Neil Henry's description of our sand-swept, scrub-covered embassy compound in Mogadishu {news story, Jan. 8} was comical to anyone who's actually served there. But his analysis of the U.S. role in Somalia and our relationship with the Siad Barre dictatorship was harder to dismiss. Henry suggested that Cold War preoccupations caused us to turn a blind eye to Siad's appalling human rights violations and even to supply him the material means to brutalize his people. The facts are just the opposite:

U.S. military aid to Somalia, even at its highest point, never came close to the earlier levels of Soviet aid. From 1971 to 1976 the Soviets poured in more than $1 billion in military equipment and construction. By contrast, U.S. security assistance during the period of our "close relationship" (1982-1988) totaled less than $150 million.

Siad wanted tanks, planes and missiles. But the bulk of U.S. military aid was defensive or nonlethal stuff -- trucks, jeeps, uniforms, boots, spare parts, tools and technicians.

Siad fought his catastrophic Ogaden war against Ethiopia with Soviet-bloc weapons, not ours. Our "cooperation" agreement wasn't even signed until 1980, and goods didn't start flowing out the Somali end of the pipeline until 1983 -- five years after the war ended.

Our military-aid policy toward Somalia was aimed primarily at preserving the regional status quo while maintaining a strategic foothold. The material we provided Siad was barely enough to deter Ethiopian border incursions, and we made sure it was inadequate to support another attempt to retake the Ogaden.

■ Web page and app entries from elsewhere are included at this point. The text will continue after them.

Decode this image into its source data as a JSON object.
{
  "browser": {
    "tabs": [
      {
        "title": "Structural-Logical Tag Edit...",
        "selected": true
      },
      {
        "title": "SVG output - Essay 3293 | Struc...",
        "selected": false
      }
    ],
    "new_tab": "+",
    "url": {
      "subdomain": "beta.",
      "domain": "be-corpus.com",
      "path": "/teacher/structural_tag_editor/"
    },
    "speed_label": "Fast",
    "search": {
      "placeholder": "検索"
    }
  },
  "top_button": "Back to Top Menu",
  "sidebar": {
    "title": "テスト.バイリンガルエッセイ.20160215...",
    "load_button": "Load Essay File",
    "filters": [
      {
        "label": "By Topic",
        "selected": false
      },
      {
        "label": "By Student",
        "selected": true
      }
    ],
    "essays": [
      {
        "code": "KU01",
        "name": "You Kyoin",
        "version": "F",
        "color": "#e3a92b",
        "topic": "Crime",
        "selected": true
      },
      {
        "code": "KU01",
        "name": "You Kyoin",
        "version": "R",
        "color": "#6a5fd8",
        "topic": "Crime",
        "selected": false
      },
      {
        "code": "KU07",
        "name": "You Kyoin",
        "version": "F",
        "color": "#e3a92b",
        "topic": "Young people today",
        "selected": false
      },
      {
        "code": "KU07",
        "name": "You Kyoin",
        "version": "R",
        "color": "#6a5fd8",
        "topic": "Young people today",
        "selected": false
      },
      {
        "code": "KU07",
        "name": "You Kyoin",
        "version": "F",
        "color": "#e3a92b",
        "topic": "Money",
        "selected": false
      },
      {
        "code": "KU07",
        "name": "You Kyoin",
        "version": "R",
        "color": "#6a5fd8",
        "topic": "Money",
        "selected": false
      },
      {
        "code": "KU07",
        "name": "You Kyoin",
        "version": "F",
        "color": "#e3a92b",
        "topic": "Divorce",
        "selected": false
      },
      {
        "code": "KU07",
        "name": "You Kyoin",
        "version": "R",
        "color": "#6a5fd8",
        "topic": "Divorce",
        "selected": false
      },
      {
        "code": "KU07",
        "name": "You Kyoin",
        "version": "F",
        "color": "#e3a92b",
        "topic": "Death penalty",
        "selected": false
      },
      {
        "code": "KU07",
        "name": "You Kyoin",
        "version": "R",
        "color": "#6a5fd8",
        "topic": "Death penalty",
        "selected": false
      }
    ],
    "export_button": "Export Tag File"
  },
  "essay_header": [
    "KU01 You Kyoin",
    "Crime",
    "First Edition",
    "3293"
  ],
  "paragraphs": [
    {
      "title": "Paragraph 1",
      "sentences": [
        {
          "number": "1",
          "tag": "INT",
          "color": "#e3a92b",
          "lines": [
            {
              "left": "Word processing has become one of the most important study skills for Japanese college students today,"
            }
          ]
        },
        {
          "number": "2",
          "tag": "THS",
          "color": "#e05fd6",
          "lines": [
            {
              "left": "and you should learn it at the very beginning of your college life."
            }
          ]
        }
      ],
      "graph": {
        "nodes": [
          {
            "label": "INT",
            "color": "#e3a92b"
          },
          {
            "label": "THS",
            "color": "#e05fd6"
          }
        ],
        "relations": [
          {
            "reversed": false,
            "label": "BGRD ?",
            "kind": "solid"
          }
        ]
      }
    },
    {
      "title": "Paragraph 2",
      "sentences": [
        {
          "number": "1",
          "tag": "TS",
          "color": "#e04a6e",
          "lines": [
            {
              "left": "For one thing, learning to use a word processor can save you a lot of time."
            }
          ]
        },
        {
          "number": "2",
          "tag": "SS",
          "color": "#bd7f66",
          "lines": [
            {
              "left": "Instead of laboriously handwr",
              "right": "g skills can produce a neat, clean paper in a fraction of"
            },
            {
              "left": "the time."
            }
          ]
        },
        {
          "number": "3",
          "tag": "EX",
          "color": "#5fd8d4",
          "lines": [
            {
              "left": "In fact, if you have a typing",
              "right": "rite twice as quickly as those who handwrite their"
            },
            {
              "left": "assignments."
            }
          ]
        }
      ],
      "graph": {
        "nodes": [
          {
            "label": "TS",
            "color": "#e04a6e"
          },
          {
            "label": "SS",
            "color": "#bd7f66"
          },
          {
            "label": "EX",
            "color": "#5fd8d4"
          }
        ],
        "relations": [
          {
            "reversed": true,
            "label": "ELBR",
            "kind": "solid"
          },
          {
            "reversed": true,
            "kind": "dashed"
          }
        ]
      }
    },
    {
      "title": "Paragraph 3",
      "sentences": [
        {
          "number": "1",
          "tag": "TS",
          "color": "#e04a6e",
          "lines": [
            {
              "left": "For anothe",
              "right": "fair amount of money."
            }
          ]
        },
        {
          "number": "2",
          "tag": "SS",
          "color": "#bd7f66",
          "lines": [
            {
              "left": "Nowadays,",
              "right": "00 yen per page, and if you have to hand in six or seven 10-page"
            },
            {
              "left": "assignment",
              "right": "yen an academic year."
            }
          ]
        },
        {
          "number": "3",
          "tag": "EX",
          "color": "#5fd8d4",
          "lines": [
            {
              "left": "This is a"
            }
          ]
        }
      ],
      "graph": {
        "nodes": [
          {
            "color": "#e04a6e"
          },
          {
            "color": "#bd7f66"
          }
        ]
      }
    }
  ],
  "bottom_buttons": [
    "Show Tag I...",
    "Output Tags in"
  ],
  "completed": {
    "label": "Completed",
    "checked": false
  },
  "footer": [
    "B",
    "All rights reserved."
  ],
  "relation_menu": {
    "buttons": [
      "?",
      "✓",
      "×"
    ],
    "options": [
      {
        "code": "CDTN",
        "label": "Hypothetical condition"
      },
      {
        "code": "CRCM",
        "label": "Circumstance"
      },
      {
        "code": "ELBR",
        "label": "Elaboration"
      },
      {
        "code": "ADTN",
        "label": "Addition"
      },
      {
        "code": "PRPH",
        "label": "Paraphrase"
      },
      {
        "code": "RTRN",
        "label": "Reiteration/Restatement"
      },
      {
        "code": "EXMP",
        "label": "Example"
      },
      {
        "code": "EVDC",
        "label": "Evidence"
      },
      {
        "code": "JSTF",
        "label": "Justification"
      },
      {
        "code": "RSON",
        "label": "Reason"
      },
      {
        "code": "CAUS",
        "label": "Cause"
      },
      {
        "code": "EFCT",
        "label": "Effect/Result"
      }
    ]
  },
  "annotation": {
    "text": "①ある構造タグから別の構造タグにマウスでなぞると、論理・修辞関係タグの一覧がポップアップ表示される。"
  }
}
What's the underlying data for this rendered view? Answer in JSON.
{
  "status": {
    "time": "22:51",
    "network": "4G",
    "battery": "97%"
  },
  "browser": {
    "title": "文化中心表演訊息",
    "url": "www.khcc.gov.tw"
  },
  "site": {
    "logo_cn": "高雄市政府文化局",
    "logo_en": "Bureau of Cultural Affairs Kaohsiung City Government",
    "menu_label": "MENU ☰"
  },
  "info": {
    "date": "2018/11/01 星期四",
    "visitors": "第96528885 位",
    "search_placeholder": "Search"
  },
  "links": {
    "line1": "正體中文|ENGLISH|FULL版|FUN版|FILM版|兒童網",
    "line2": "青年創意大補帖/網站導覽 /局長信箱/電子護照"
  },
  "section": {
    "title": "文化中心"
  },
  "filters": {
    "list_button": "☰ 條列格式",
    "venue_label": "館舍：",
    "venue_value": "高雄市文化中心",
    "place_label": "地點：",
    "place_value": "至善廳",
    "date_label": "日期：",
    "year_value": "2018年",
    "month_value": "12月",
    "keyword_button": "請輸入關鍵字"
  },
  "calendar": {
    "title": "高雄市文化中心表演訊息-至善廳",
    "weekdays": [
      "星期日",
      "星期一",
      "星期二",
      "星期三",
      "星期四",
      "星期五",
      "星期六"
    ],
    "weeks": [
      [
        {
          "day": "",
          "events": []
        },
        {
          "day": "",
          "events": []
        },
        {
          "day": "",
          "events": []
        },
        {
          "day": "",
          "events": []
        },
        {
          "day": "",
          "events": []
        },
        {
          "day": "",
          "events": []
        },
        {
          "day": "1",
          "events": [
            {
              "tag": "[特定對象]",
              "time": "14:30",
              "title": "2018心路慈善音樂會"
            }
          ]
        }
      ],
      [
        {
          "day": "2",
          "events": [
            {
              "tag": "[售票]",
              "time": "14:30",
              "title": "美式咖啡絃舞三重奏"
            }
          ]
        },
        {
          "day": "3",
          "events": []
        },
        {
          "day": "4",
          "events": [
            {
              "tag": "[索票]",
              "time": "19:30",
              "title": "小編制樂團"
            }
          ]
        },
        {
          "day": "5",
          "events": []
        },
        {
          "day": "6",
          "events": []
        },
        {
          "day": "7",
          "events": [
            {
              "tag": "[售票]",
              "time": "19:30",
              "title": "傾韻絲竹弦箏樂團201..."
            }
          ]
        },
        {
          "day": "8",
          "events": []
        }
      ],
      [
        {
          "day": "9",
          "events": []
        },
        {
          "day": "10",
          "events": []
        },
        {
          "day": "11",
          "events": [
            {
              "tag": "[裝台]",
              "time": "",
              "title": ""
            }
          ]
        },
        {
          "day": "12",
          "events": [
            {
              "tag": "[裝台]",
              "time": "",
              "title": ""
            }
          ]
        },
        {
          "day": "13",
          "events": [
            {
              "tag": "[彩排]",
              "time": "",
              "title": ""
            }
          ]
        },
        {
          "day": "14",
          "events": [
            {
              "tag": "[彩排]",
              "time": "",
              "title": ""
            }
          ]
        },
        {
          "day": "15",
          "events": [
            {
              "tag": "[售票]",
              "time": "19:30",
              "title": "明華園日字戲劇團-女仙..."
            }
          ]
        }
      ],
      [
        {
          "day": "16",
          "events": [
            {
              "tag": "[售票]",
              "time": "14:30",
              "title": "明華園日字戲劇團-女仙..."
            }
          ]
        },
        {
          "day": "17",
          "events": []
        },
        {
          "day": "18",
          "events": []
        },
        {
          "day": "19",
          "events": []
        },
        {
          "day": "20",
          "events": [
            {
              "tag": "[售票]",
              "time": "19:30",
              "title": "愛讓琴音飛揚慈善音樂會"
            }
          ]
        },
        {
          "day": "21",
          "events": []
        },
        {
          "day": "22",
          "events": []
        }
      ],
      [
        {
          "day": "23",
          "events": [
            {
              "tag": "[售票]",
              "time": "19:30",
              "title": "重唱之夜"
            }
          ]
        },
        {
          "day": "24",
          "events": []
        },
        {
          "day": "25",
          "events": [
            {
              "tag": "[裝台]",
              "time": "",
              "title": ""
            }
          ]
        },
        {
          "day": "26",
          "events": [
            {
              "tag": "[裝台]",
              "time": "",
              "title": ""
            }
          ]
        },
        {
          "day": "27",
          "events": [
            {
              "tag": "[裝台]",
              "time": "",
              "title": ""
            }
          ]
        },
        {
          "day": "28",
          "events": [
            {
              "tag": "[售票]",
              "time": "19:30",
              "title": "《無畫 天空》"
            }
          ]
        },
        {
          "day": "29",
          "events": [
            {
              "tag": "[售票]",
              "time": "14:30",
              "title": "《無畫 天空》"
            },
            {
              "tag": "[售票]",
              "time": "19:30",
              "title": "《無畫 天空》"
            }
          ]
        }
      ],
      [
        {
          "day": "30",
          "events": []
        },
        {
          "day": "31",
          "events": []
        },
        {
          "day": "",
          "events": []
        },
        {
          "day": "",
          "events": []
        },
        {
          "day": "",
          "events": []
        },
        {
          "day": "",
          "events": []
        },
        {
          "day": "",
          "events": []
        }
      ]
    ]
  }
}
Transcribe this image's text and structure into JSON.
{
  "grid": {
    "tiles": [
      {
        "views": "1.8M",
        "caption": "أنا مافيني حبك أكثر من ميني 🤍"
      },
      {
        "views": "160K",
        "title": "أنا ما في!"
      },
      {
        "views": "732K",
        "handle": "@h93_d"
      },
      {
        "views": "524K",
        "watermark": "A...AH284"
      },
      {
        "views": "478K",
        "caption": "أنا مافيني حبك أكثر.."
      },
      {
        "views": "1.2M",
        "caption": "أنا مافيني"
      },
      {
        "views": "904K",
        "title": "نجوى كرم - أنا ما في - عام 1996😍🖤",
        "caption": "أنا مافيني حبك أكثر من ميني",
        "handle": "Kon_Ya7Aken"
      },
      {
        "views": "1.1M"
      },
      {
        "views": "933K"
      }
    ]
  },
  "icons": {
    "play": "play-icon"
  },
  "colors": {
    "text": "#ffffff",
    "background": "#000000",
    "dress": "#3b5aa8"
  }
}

The access rights we enjoyed in return were seldom exercised and never developed.

In dollar terms, U.S. military aid peaked in 1985 ($33 million), then shrank to a dribble by 1988 ($5 million). When Siad turned his tanks and artillery against the northern Somali town of Hargeisa in August of 1988, we told him all aid would be cut off until Somalia achieved "national reconciliation" and an end to fighting. And the fighting ended.

It was not Congress but the executive branch that halted military aid to Siad -- partly at the urging of some members of Congress and human rights groups, but mainly because no one had the stomach to continue to cooperate with such a brutal regime.

So where did Siad get the weapons he is now training against his enemies? Many were left by the Soviets and Chinese, and the Italians shipped in 30 or so World War II tanks and armored personnel carriers a decade ago. Some were indeed "made in U.S.A.," but most of the newer weapons came from Libya or were purchased on the international arms market with funds supplied by our new allies, the emirs of Kuwait and Abu Dhabi.

Correcting the record is important for understanding the real responsibility we bear for the present tumult. We not only disappointed Siad, but we also emboldened his critics by condemning the regime's human rights violations and by urging democratic reforms. Many of those now confronting Siad's troops have declared their determination to replace dictatorship with a democratic system modeled on American lines -- and they're counting on Americans to help them do so.

The urgent question is whether we're prepared to bear the leadership responsibility that our pro-democratic policy implies. Once the smoke clears, Somalis are going to need help. Our diplomats should be back in place on that embassy compound, ready to lend a hand. -- T. Frank Crigler The writer was the U.S. ambassador to Somalia from 1987 to 1990.